• **Given entries**

________________________

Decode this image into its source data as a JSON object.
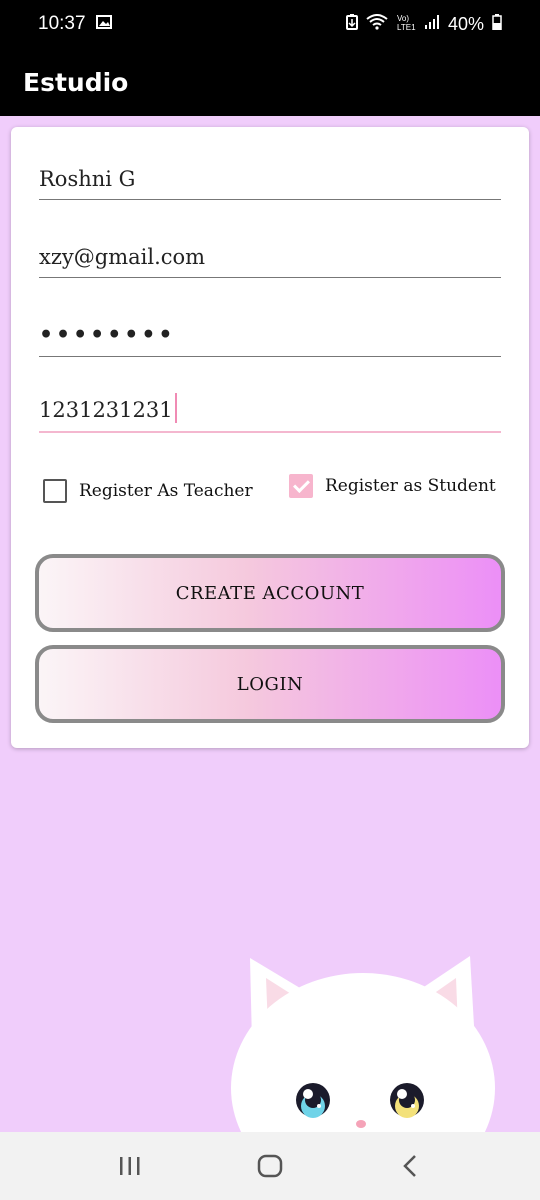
{
  "status_bar": {
    "time": "10:37",
    "battery": "40%",
    "icons": [
      "gallery-icon",
      "battery-saver-icon",
      "wifi-icon",
      "volte-icon",
      "signal-icon",
      "battery-icon"
    ]
  },
  "app_bar": {
    "title": "Estudio"
  },
  "form": {
    "name_value": "Roshni G",
    "email_value": "xzy@gmail.com",
    "password_value": "••••••••",
    "phone_value": "1231231231"
  },
  "checkboxes": {
    "teacher_label": "Register As Teacher",
    "teacher_checked": false,
    "student_label": "Register as Student",
    "student_checked": true
  },
  "buttons": {
    "create_account_label": "CREATE ACCOUNT",
    "login_label": "LOGIN"
  },
  "colors": {
    "background": "#f0cdfb",
    "accent_pink": "#f7b5cd",
    "gradient_end": "#ec8ff7"
  },
  "nav_bar": {
    "icons": [
      "recent-apps-icon",
      "home-icon",
      "back-icon"
    ]
  }
}
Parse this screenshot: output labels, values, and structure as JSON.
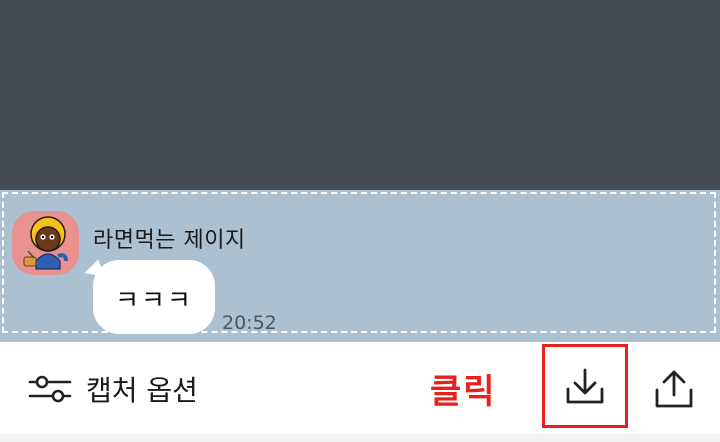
{
  "chat": {
    "sender_name": "라면먹는 제이지",
    "message_text": "ㅋㅋㅋ",
    "timestamp": "20:52"
  },
  "toolbar": {
    "options_label": "캡처 옵션",
    "annotation_text": "클릭",
    "options_icon": "sliders-icon",
    "save_icon": "download-icon",
    "share_icon": "share-icon"
  },
  "colors": {
    "dim_overlay": "#464c53",
    "chat_background": "#abc1d1",
    "annotation_red": "#e8201c",
    "avatar_background": "#e8918f"
  }
}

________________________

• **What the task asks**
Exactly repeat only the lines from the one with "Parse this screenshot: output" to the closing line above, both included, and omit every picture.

• **Exercise result**
Parse this screenshot: output labels, values, and structure as JSON.
{
  "chat": {
    "sender_name": "라면먹는 제이지",
    "message_text": "ㅋㅋㅋ",
    "timestamp": "20:52"
  },
  "toolbar": {
    "options_label": "캡처 옵션",
    "annotation_text": "클릭",
    "options_icon": "sliders-icon",
    "save_icon": "download-icon",
    "share_icon": "share-icon"
  },
  "colors": {
    "dim_overlay": "#464c53",
    "chat_background": "#abc1d1",
    "annotation_red": "#e8201c",
    "avatar_background": "#e8918f"
  }
}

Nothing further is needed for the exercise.